Kirkup’s opponent, former cabinet minister Dean Nalder, announced his withdrawal in a statement released on Tuesday, saying it was clear that the numbers were not on his side, according to the Sydney Morning Herald.
“It has become apparent that I don’t have the majority support of my parliamentary colleagues and therefore will clear a path for the new leader,” Nalder told AAP. “I have been humbled at the level of support from my electorate and the wider community.”
Kirkup’s victory means the Liberal party would welcome its youngest leader since Matt Birney’s short-lived reign in the mid-2000s.
“I think anyone should judge a person by their actions and not by their age,” Kirkup said on Monday.

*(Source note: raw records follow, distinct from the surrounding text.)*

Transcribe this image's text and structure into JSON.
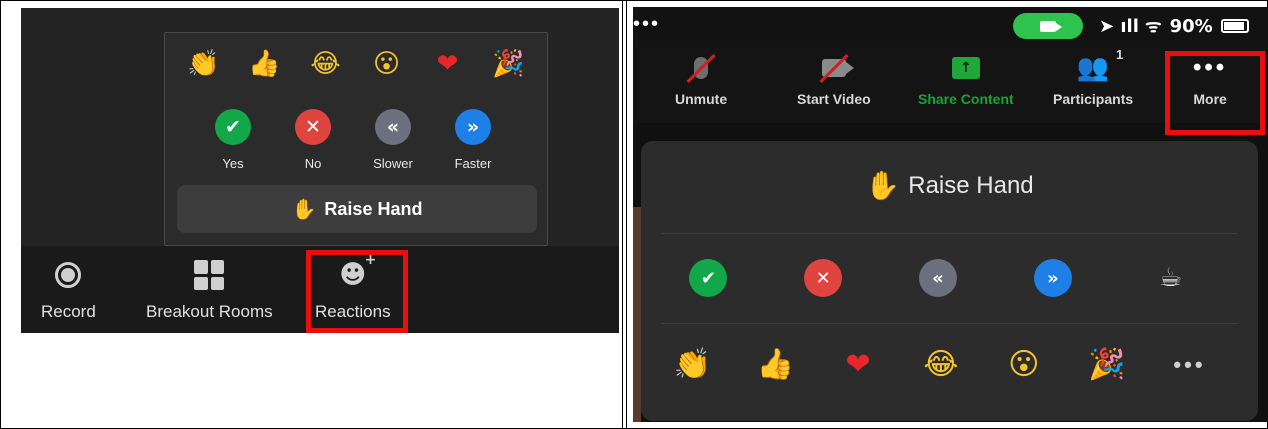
{
  "left_panel": {
    "emojis": [
      {
        "icon": "clapping-hands-icon",
        "glyph": "👏"
      },
      {
        "icon": "thumbs-up-icon",
        "glyph": "👍"
      },
      {
        "icon": "tears-of-joy-icon",
        "glyph": "😂"
      },
      {
        "icon": "surprised-face-icon",
        "glyph": "😮"
      },
      {
        "icon": "heart-icon",
        "glyph": "❤"
      },
      {
        "icon": "party-popper-icon",
        "glyph": "🎉"
      }
    ],
    "feedback": [
      {
        "label": "Yes",
        "glyph": "✔",
        "color": "#12a84a"
      },
      {
        "label": "No",
        "glyph": "✕",
        "color": "#e0443f"
      },
      {
        "label": "Slower",
        "glyph": "«",
        "color": "#6b6f7e"
      },
      {
        "label": "Faster",
        "glyph": "»",
        "color": "#1e7fe6"
      }
    ],
    "raise_hand": {
      "glyph": "✋",
      "label": "Raise Hand"
    },
    "toolbar": {
      "record_label": "Record",
      "breakout_label": "Breakout Rooms",
      "reactions_label": "Reactions",
      "reactions_glyph": "☻",
      "reactions_plus": "+"
    }
  },
  "right_panel": {
    "status": {
      "dots": "•••",
      "signal": "➤ ıll ᯤ",
      "battery": "90%"
    },
    "controls": {
      "unmute_label": "Unmute",
      "start_video_label": "Start Video",
      "share_label": "Share Content",
      "share_glyph": "↑",
      "participants_label": "Participants",
      "participants_glyph": "👥",
      "participants_count": "1",
      "more_label": "More",
      "more_glyph": "•••"
    },
    "sheet": {
      "raise_hand_glyph": "✋",
      "raise_hand_label": "Raise Hand",
      "feedback": [
        {
          "icon": "yes-icon",
          "glyph": "✔",
          "color": "#12a84a"
        },
        {
          "icon": "no-icon",
          "glyph": "✕",
          "color": "#e0443f"
        },
        {
          "icon": "slower-icon",
          "glyph": "«",
          "color": "#6b6f7e"
        },
        {
          "icon": "faster-icon",
          "glyph": "»",
          "color": "#1e7fe6"
        },
        {
          "icon": "coffee-icon",
          "glyph": "☕",
          "color": ""
        }
      ],
      "emojis": [
        {
          "icon": "clapping-hands-icon",
          "glyph": "👏"
        },
        {
          "icon": "thumbs-up-icon",
          "glyph": "👍"
        },
        {
          "icon": "heart-icon",
          "glyph": "❤"
        },
        {
          "icon": "tears-of-joy-icon",
          "glyph": "😂"
        },
        {
          "icon": "surprised-face-icon",
          "glyph": "😮"
        },
        {
          "icon": "party-popper-icon",
          "glyph": "🎉"
        }
      ],
      "more_emoji_glyph": "•••"
    }
  },
  "colors": {
    "highlight": "#e8100e",
    "share_green": "#17a534",
    "camera_green": "#2ec24e"
  }
}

He will serve his first term as the party leader, replacing Liza Harvey who stepped down just four months prior to the state election in March. Her resignation came after months of gloomy polling for the party, which has been reduced to just 13 of 59 seats in the lower house.
“Given the impact of the COVID-19 pandemic on our community, it has been extremely difficult for our message to resonate,” Harvey said.
Born in 1987, the newly elected Liberal leader had his first step into the public sphere at the age of 19 when he started working for the WA Liberal Party in 2006.
He rose through the ranks to become the youngest ever Deputy State Director under MP Ben Morton and an adviser on environmental issues in the office of former Premier Colin Barnett.
After the 2013 state election, Kirkup switched to the private sector, working with building company BGC, but it was not long before he re-entered politics with a winning seat of Dawesville in 2016.
“I’ve made it clear that there’s a real opportunity here for some hard work and energy to go into the team of the new possible Liberal leader,” he said.
Kirkup will face off against Labor Premier Mark McGowan, whose approval ratings have reached record highs in recent months, with his hard border closures being extremely favoured by voters.
His Labor government is widely predicted to win a second term and is targeting further marginal Liberal seats after winning by a landslide in 2017. Kirkup’s seat of Dawesville is among those at risk of swinging to Labor, with a margin of just 0.7 percent.
In a preview of Labor’s campaign strategy, McGowan said the besieged Liberals were “not fit to govern”.
“They’re very unstable, they’re inexperienced, and they’re risky, and this state does not need that at this point in time,” he said.
Former Liberal leader Liza Harvey, meanwhile, declined to endorse either Liberal candidate, according to an ABC report on 24 November.
However, she noted in her resignation statement that she doubted the Labor Party’s ability to handle the post-COVID-19 situation.
“Prior to the onset of COVID-19, the Labor Government was a do-nothing government,” she said.
“While they have done a good job of closing the borders initially, the difficult part is coming out of the lockdown. It is clear the Labor Government has no plan to manage this.”
AAP contributed to this article.